New U.S.-Cuba Travel and Trade Rules Come into Effect
from BBC News
New travel and trade rules between the U.S. and Cuba have come into effect in the biggest policy shift between the two countries in more than 50 years. Measures include allowing U.S. citizens to use credit cards in Cuba and for U.S. businesses to export some technologies.
Earlier this week, U.S. officials said Cuba had completed the release of 53 political prisoners
as agreed, as part of the historic deal.
The move implements last month's agreement to re-establish ties severed since 1961.
White House press secretary Josh Earnest said the changes would "immediately enable the American people to provide more resources to empower the Cuban population to become less dependent upon the state-driven economy."
While ordinary tourism is still banned, the new regulations will allow U.S. citizens to travel to Cuba for any of a dozen specific reasons without first obtaining a special license from the government.
United Airlines announced on Thursday plans to begin flying to Cuba from its terminals in Houston and Newark.
U.S. credit and debit cards can be used there and there will be no more limits on how much money U.S. citizens can spend in Cuba each day. About 170,000 authorized U.S. travelers went to Cuba last year, according to the U.S. Department of Commerce.
Americans will be able to take home up to $100 (£66) in alcohol and tobacco from Cuba.
U.S. firms will also find it easier to export mobile phones and software to Cuba, as well as provide internet services there. According to a White House estimate, Cuba currently has about a 5% internet penetration rate—one of the lowest in the world.
A change in the regulations will also allow U.S. investments in some small businesses and agricultural operations.
Cubans hope that with the lifting of trade restrictions they will be able to import rare commodities such as car parts.
The thaw in relations between the two countries was announced last month in simultaneous televised speeches by President Barack Obama and his Cuban counterpart, Raul Castro.
Next week, U.S. Assistant Secretary of State Roberta Jacobson will lead a delegation to Cuba to discuss migration issues—the first high-level talks since the easing of relations was announced.
Although the latest moves put a large dent in the U.S. trade embargo against Cuba's communist government, only Congress can lift it completely.
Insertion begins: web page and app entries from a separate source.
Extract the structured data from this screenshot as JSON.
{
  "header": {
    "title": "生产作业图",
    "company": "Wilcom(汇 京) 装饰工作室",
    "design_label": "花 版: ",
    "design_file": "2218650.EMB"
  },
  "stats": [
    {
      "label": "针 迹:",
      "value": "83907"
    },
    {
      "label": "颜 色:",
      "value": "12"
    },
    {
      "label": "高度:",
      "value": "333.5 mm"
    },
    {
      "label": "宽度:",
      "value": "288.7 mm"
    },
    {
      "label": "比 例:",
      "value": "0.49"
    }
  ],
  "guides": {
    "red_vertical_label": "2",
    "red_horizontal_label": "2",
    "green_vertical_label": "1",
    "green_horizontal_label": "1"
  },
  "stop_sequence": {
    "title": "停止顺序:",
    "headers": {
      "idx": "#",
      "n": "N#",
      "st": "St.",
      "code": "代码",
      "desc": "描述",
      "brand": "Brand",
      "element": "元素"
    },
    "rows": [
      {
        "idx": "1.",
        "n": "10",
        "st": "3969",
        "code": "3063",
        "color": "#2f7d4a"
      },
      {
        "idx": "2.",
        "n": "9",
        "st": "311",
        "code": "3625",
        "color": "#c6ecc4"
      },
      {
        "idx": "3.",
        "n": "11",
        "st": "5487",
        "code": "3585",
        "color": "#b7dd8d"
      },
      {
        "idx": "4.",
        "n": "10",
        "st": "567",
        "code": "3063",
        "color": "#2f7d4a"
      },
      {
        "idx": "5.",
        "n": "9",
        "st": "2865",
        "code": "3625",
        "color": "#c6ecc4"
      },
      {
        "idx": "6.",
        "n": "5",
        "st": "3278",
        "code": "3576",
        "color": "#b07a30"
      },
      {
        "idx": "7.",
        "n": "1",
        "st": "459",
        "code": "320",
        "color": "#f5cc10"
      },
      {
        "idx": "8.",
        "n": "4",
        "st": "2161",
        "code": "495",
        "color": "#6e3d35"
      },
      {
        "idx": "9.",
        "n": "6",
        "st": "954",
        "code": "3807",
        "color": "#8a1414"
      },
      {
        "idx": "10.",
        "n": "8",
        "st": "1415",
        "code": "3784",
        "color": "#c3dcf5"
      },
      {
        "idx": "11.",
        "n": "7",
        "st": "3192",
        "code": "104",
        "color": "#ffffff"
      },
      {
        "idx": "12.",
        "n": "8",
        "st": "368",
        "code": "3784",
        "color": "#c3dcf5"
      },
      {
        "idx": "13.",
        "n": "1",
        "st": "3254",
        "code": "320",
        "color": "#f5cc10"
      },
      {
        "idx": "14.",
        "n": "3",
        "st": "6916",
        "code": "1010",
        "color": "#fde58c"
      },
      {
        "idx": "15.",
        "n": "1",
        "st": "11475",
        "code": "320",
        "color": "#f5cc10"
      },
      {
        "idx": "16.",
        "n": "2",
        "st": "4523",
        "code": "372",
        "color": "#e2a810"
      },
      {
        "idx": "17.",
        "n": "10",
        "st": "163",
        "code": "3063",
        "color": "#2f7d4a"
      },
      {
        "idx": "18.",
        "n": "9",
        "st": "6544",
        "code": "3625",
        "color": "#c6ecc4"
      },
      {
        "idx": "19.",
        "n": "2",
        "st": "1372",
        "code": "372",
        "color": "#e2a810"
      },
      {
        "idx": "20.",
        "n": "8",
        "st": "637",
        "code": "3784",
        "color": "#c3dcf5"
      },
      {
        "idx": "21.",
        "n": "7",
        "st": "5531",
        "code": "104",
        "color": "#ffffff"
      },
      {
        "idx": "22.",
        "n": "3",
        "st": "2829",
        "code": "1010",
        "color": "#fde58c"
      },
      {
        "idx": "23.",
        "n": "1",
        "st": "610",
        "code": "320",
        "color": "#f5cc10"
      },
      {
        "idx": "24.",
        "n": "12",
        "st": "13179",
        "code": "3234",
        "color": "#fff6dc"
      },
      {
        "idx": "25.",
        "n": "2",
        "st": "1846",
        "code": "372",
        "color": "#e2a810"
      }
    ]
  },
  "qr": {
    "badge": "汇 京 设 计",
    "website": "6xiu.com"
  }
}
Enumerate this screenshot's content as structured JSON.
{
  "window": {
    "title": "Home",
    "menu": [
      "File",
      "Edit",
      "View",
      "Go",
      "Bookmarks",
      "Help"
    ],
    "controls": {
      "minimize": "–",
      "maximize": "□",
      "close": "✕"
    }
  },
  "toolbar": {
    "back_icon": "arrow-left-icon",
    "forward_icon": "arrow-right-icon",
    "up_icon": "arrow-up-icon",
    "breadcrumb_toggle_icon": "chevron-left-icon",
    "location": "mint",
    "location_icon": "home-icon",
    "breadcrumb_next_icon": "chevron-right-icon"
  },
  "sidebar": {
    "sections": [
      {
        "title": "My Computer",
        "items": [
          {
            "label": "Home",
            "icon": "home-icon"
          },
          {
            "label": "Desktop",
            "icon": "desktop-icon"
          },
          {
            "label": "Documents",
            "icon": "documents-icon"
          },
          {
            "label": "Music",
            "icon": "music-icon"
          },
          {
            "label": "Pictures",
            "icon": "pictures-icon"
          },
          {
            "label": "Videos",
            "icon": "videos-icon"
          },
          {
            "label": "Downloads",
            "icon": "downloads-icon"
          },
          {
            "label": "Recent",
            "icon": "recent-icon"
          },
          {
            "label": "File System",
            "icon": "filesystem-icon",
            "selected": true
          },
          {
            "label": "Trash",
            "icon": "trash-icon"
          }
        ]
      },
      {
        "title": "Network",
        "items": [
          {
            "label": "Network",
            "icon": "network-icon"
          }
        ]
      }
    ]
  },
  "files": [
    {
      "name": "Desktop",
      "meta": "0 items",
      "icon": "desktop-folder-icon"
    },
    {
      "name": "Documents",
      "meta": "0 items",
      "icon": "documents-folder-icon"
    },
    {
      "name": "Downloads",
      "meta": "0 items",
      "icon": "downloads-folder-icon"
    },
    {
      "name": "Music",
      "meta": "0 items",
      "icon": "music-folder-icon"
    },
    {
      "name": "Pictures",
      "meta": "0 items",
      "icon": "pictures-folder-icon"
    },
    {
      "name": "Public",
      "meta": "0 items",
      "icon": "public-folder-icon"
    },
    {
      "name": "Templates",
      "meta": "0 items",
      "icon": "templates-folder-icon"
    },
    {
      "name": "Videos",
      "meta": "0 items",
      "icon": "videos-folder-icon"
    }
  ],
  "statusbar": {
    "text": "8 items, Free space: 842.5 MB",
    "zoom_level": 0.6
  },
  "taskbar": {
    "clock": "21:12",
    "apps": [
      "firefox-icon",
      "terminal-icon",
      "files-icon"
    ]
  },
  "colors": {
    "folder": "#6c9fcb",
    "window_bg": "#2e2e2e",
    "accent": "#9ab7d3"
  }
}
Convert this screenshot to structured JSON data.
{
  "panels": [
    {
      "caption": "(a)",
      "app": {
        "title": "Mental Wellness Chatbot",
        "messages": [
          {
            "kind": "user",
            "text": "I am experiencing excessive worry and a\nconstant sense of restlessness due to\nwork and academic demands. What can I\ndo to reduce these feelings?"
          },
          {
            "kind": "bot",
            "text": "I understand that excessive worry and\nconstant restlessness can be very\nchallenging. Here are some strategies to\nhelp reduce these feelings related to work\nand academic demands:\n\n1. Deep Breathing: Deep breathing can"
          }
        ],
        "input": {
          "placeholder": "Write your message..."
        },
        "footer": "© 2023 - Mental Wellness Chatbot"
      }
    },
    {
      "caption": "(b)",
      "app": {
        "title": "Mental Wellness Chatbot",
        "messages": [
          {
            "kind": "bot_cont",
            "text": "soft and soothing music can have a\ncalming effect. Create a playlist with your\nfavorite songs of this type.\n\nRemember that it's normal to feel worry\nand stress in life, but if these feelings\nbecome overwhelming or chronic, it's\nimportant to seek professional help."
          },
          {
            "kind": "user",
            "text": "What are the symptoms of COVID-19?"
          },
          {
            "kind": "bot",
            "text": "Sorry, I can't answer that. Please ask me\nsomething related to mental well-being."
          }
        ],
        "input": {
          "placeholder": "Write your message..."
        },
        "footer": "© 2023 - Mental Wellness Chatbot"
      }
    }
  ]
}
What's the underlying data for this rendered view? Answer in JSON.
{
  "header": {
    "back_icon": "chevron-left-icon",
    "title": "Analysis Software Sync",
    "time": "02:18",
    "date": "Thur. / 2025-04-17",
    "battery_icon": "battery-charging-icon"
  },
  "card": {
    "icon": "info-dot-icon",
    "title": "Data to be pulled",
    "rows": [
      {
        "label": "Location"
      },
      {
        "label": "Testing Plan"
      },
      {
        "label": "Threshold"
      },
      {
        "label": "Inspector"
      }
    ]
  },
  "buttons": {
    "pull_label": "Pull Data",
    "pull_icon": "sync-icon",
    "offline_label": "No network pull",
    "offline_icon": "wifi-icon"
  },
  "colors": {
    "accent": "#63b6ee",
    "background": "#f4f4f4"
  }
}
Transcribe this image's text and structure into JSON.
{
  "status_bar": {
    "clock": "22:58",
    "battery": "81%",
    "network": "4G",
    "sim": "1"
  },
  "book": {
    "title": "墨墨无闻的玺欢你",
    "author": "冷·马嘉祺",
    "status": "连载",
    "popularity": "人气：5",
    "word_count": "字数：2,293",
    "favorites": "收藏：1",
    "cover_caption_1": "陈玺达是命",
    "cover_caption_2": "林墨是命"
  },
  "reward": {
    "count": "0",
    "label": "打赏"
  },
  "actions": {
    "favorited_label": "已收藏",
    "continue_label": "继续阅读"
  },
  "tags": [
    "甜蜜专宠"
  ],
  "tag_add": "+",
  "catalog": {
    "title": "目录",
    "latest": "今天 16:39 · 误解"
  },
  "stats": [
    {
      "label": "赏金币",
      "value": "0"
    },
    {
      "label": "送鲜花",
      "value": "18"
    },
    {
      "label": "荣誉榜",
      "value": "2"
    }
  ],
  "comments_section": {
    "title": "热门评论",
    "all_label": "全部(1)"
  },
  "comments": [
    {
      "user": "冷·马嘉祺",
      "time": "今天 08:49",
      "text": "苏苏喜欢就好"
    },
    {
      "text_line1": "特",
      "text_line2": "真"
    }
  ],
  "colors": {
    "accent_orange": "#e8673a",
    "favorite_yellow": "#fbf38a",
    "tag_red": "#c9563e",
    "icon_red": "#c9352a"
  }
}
President Obama used his executive powers to ease the embargo, defying hardline critics. Analysts say Congress is unlikely to agree to lift the embargo completely any time soon.
Cuban-American Republican Senator Marco Rubio said Mr. Obama's policy would harm ordinary Cubans. "This is a windfall for the Castro regime that will be used to fund its repression against Cubans," he said in a statement.